A disclaimer should here be sounded, because I don’t know, maybe for you critique isn’t as useful. Maybe you get all you need to know by reading masterworks of the style of fiction you aspire to. Maybe critique isn’t useful at all; you learned everything in english class. But for me, the interaction with a story is intensely valuable. (I also have taken a grand total of two (2) english classes in my entire life. They were valuable, but not where i get the bulk of my knowledge about story.) So your milage may vary.

BUT DUDE LEARNING. LEARNING IS AWESOME. Because, you know, critiquing is a learned skill, just as writing is. It’s not as though you can walk in and sit down with a story and then every mark which proceedeth from your pen will be shining pure brilliance undiluted. Or okay, maybe that’s how it works for you. For me, it went like this.

I’ve had writer-friends for as long as I’ve been writing. (Yes, the two things are deeply connected. Correlation AND causation, you might say.) And when I joined in with the writing circle we would share around what we’d written, for fun and adoration. After all, what’s the fun of writing hilarious adventures if you’re the only one who gets to see them? Exactly. Not much point. Thank you for agreeing.

So we’d share around stories, and tell each other they were amazing and hilarious. And that was awesome. That was about Level 1 of sharing reading.

But along the way, and I’m not even sure where or when it happened, but we started offering critiques as well. Level 2! We’d read, and offer suggestions about what wasn’t working.

This was a rocky road, because a.) critiquing is a hard skill to learn to give, and b.) critiquing is a hard skill to learn to take. And I am a selfish and temperamental beast who doesn’t take personal criticism well. Anything directed at my story was suddenly an attack on myself. I had a track record of criticism taken so very well, indeed, that there was an intervention before I applied to Clarion from people who thought it would be bad for me and everyone around me. Once I was accepted, it was the one thing I was most terrified about. Writing six stories? No big deal. Having people tell me my stories suck? The night before my first crit session I barely slept, and the last time that happened was when I watched Blink and then went to bed in a huge empty house.

(Fortunately, I neither cried in class or attacked anyone physically.).

Clarion, my friends, was something like Level 10 of critiquing. I just skipped all the intermediate steps and went straight into a group of people who can tell you what is wrong with your story (everything) while making you feel proud of how good it is already, and excited to fix it with the suggestions they offer. Do you know how easy it is to take critique in that group? Very easy. Do you know how hard it is to critique like that?

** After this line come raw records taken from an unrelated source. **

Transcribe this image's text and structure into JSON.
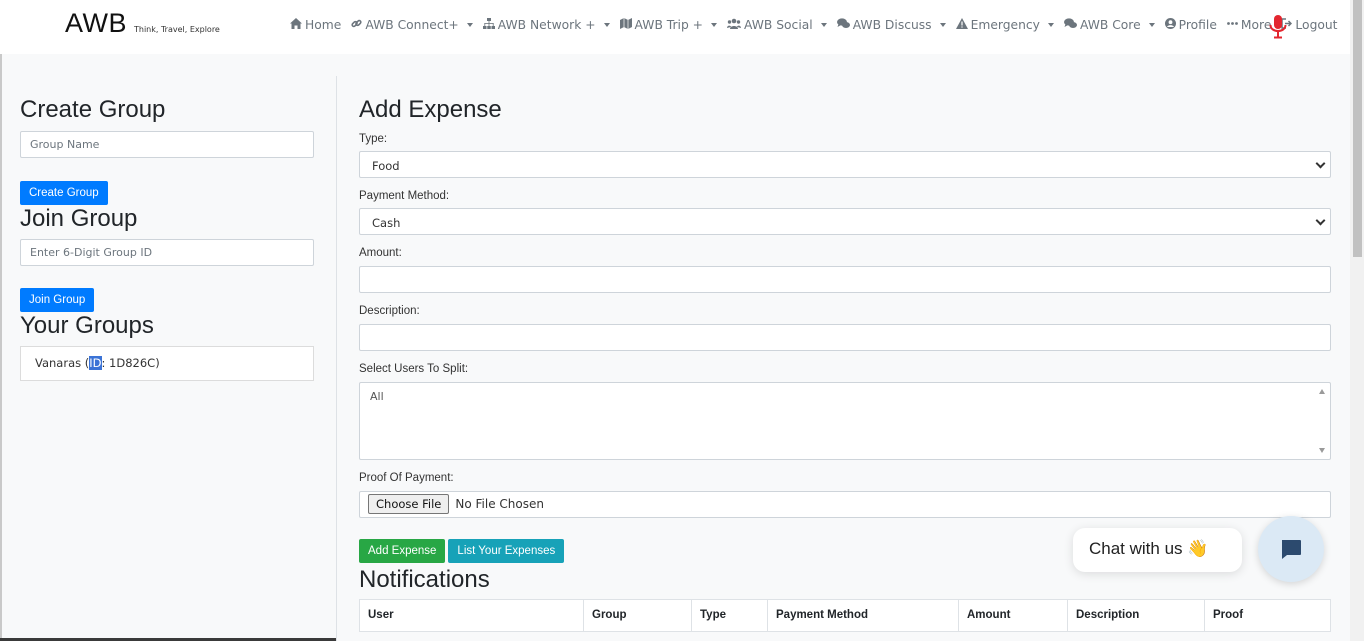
{
  "navbar": {
    "brand": "AWB",
    "tagline": "Think, Travel, Explore",
    "items": [
      {
        "label": "Home",
        "icon": "home-icon",
        "dropdown": false
      },
      {
        "label": "AWB Connect+",
        "icon": "link-icon",
        "dropdown": true
      },
      {
        "label": "AWB Network +",
        "icon": "sitemap-icon",
        "dropdown": true
      },
      {
        "label": "AWB Trip +",
        "icon": "map-icon",
        "dropdown": true
      },
      {
        "label": "AWB Social",
        "icon": "users-icon",
        "dropdown": true
      },
      {
        "label": "AWB Discuss",
        "icon": "comments-icon",
        "dropdown": true
      },
      {
        "label": "Emergency",
        "icon": "warning-icon",
        "dropdown": true
      },
      {
        "label": "AWB Core",
        "icon": "comments-icon",
        "dropdown": true
      },
      {
        "label": "Profile",
        "icon": "user-circle-icon",
        "dropdown": false
      },
      {
        "label": "More",
        "icon": "ellipsis-icon",
        "dropdown": false
      },
      {
        "label": "Logout",
        "icon": "logout-icon",
        "dropdown": false
      }
    ],
    "mic_color": "#e3262f"
  },
  "left": {
    "create_title": "Create Group",
    "group_name_placeholder": "Group Name",
    "create_button": "Create Group",
    "join_title": "Join Group",
    "group_id_placeholder": "Enter 6-Digit Group ID",
    "join_button": "Join Group",
    "your_groups_title": "Your Groups",
    "groups": [
      {
        "name_prefix": "Vanaras (",
        "highlight": "ID",
        "suffix": ": 1D826C)"
      }
    ]
  },
  "right": {
    "title": "Add Expense",
    "type_label": "Type:",
    "type_value": "Food",
    "payment_label": "Payment Method:",
    "payment_value": "Cash",
    "amount_label": "Amount:",
    "description_label": "Description:",
    "split_label": "Select Users To Split:",
    "split_options": [
      "All"
    ],
    "proof_label": "Proof Of Payment:",
    "file_button": "Choose File",
    "file_status": "No File Chosen",
    "add_button": "Add Expense",
    "list_button": "List Your Expenses",
    "notifications_title": "Notifications",
    "table_headers": [
      "User",
      "Group",
      "Type",
      "Payment Method",
      "Amount",
      "Description",
      "Proof"
    ]
  },
  "chat": {
    "label": "Chat with us",
    "emoji": "👋",
    "accent": "#2c4a6e"
  },
  "colors": {
    "primary": "#007bff",
    "success": "#28a745",
    "info": "#17a2b8"
  }
}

Lamentably, being part of that circle of awesome did not mean I immediately achieved all the critiquing and critique-presenting skills. This is probably quite obvious from the part above, where I said I only just figured out how to identify the emotional paths of a story. But I am learning; slowly, surely and with great delight for each fragment of knowledge collected.

It’s fun.